And so we kept on. Don’t you know how in the stories it is always in a terrific gale that the caged lion or gorilla or python breaks loose and terrorizes the ship? We don’t sport a menagerie on the—, but I did pick up the contents of the dry gun-cotton case, which had broken and spilt the torpedo detonators around on deck contiguous to the hot radiator! And, of course, the decks below were knee-deep in books, clothes, dishes, etc., complicated in some compartments by a foot or two of oil and water.

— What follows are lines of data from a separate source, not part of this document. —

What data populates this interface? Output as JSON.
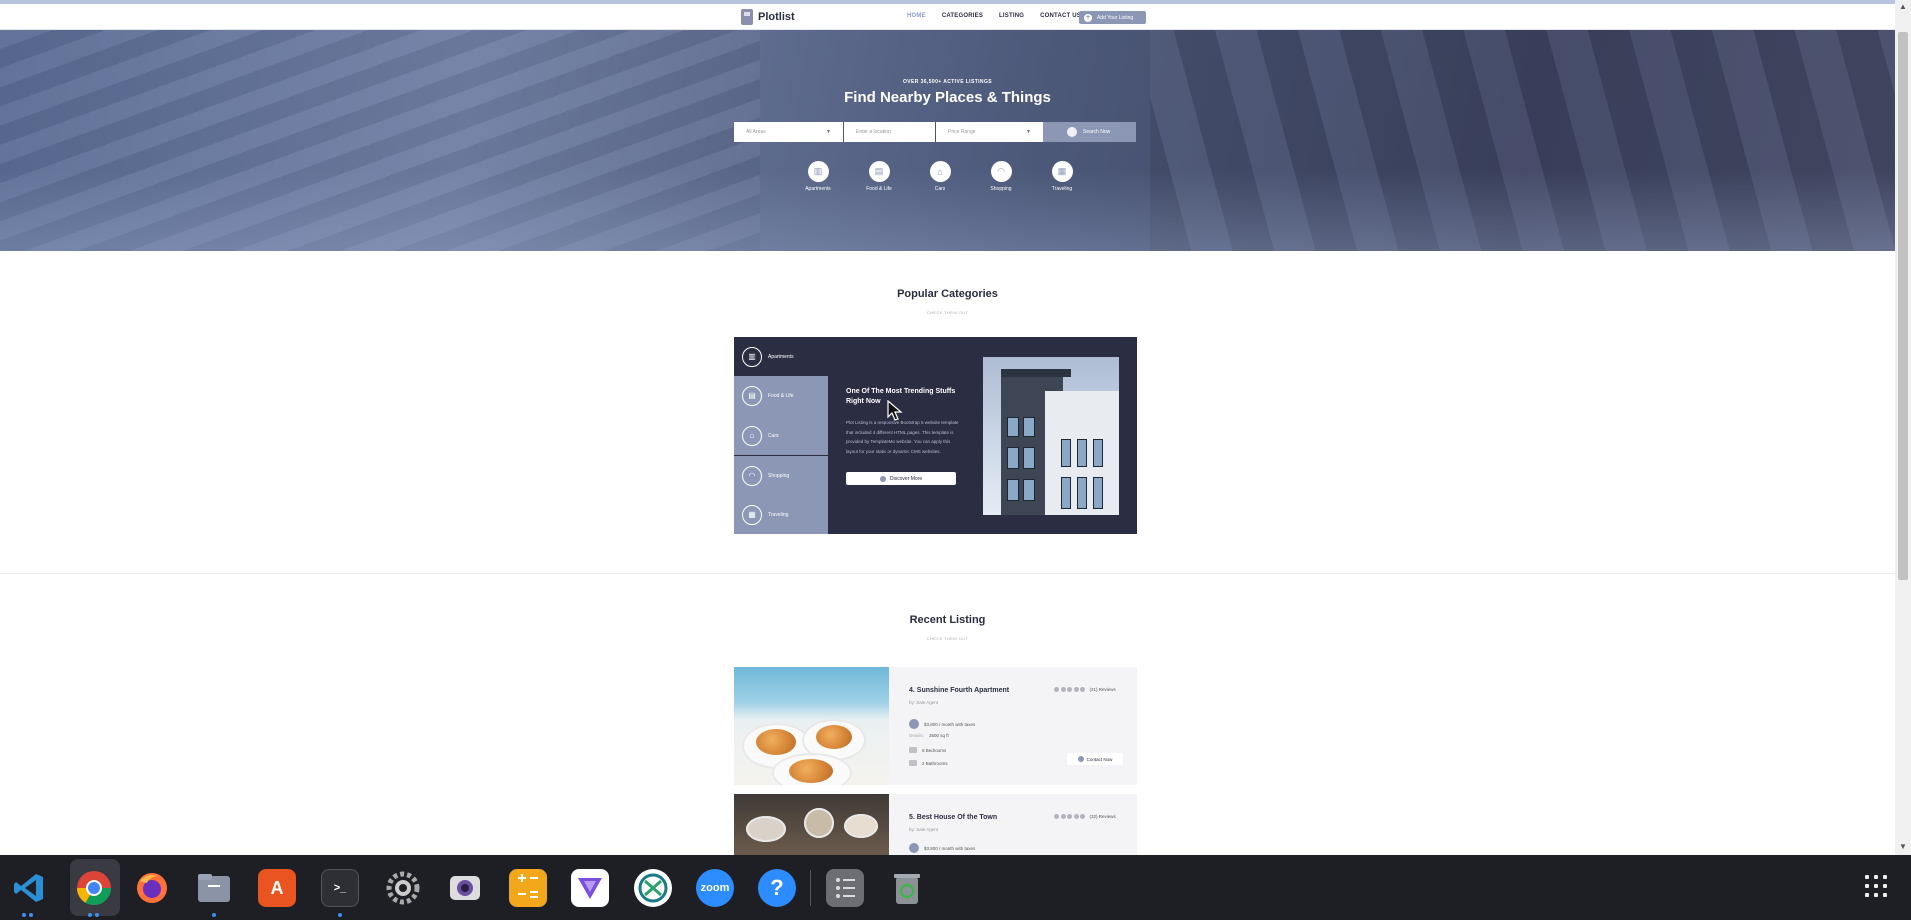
{
  "header": {
    "brand": "Plotlist",
    "nav": [
      "HOME",
      "CATEGORIES",
      "LISTING",
      "CONTACT US"
    ],
    "add_button": "Add Your Listing"
  },
  "hero": {
    "subtitle": "OVER 36,500+ ACTIVE LISTINGS",
    "title": "Find Nearby Places & Things",
    "search": {
      "area_value": "All Areas",
      "location_placeholder": "Enter a location",
      "price_value": "Price Range",
      "button": "Search Now"
    },
    "categories": [
      {
        "label": "Apartments",
        "icon": "building-icon"
      },
      {
        "label": "Food & Life",
        "icon": "food-icon"
      },
      {
        "label": "Cars",
        "icon": "car-icon"
      },
      {
        "label": "Shopping",
        "icon": "shopping-bag-icon"
      },
      {
        "label": "Traveling",
        "icon": "suitcase-icon"
      }
    ]
  },
  "popular": {
    "title": "Popular Categories",
    "subtitle": "CHECK THEM OUT",
    "tabs": [
      "Apartments",
      "Food & Life",
      "Cars",
      "Shopping",
      "Traveling"
    ],
    "heading": "One Of The Most Trending Stuffs Right Now",
    "body": "Plot Listing is a responsive Bootstrap 5 website template that included 4 different HTML pages. This template is provided by TemplateMo website. You can apply this layout for your static or dynamic CMS websites.",
    "button": "Discover More"
  },
  "recent": {
    "title": "Recent Listing",
    "subtitle": "CHECK THEM OUT",
    "listings": [
      {
        "title": "4. Sunshine Fourth Apartment",
        "by": "by: Sale Agent",
        "reviews": "(21) Reviews",
        "price": "$3,800 / month with taxes",
        "details_key": "Details:",
        "details": "3500 sq ft",
        "bedrooms": "6 Bedrooms",
        "bathrooms": "2 Bathrooms",
        "contact": "Contact Now"
      },
      {
        "title": "5. Best House Of the Town",
        "by": "by: Sale Agent",
        "reviews": "(32) Reviews",
        "price": "$3,800 / month with taxes"
      }
    ]
  },
  "taskbar": {
    "apps": [
      "vscode-icon",
      "chrome-icon",
      "firefox-icon",
      "files-icon",
      "app-store-icon",
      "terminal-icon",
      "settings-icon",
      "screenshot-icon",
      "calculator-icon",
      "vpn-icon",
      "remote-desktop-icon",
      "zoom-icon",
      "help-icon",
      "task-manager-icon",
      "trash-icon"
    ],
    "zoom_label": "zoom"
  },
  "colors": {
    "accent": "#8c97b5",
    "dark": "#2b2d42"
  }
}
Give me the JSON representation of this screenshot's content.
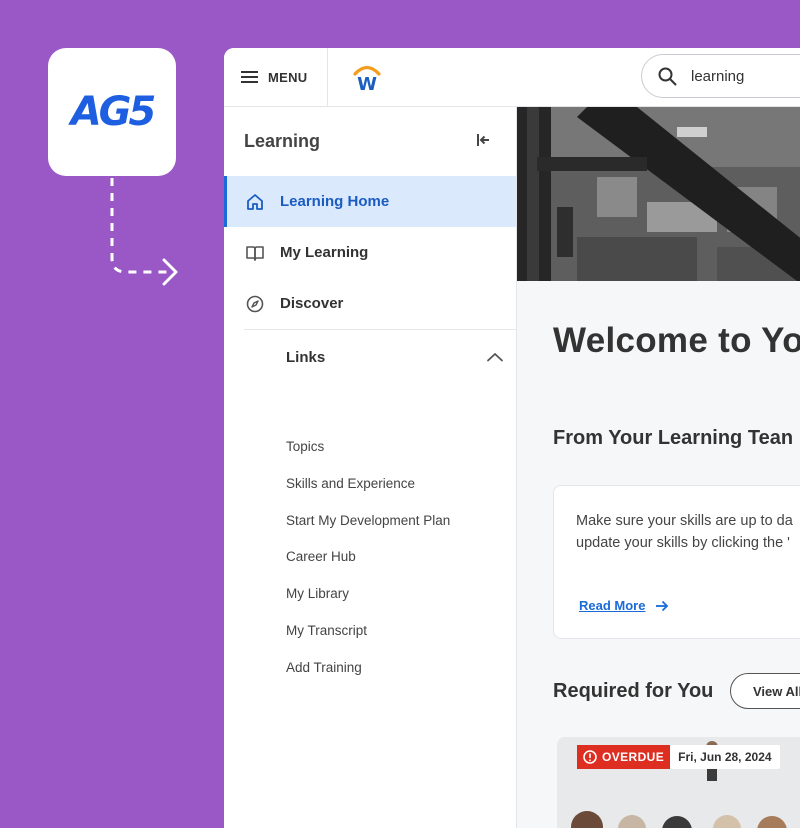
{
  "brand": {
    "badge_text": "AG5",
    "badge_color": "#1d5fe0",
    "background_color": "#9a57c6"
  },
  "topbar": {
    "menu_label": "MENU",
    "menu_icon": "hamburger-icon",
    "logo_letter": "W",
    "search_icon": "search-icon",
    "search_value": "learning"
  },
  "sidebar": {
    "title": "Learning",
    "collapse_icon": "collapse-left-icon",
    "items": [
      {
        "label": "Learning Home",
        "icon": "home-icon",
        "active": true
      },
      {
        "label": "My Learning",
        "icon": "book-icon",
        "active": false
      },
      {
        "label": "Discover",
        "icon": "compass-icon",
        "active": false
      }
    ],
    "links_label": "Links",
    "links_chevron": "chevron-up-icon",
    "links": [
      "Topics",
      "Skills and Experience",
      "Start My Development Plan",
      "Career Hub",
      "My Library",
      "My Transcript",
      "Add Training"
    ]
  },
  "main": {
    "welcome": "Welcome to Yo",
    "from_team_title": "From Your Learning Tean",
    "card": {
      "line1": "Make sure your skills are up to da",
      "line2": "update your skills by clicking the '",
      "read_more": "Read More"
    },
    "required_title": "Required for You",
    "view_all": "View All",
    "course": {
      "status": "OVERDUE",
      "due_date": "Fri, Jun 28, 2024"
    }
  },
  "colors": {
    "accent": "#1a6ad8",
    "active_bg": "#dbe9fd",
    "overdue": "#de2e21"
  }
}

Well, the next day we made a little more, and the seas were only gigantic, not titanic. The oil was holding out better, too, as we struck a better grade in some of our tanks, and I saw that we had a fighting chance of making it. By night I felt almost confident we could, and I really slept some. Next day I expected to make land, but, of course, had little idea how far I might really be from my reckoning. Nevertheless, we sighted—Light about where I expected to, and laid a course from there into the harbor. It was a rather thick, foggy day, and pretty soon I noted a cunning little rock or two dead ahead, where they did n’t by any means belong. So I rather hurriedly arrested further progress, took soundings, and bearings of different landmarks, and found that we were some twenty-five miles from our reckoning—so far, in fact, as to have picked up the next light-house instead of the one we thought.
After this’t was plain sailing, though I had never been into that port before. Made it about noon, took possession of a convenient mooring-buoy inside the breakwater, — which buoy I found out later was sacred to the French flag-ship or somebody like that—called on our Admiral there, and was among friends. Yes, by heck, I let ’em buy me a drink at the club — I needed it! Had oil enough left for just about an hour more!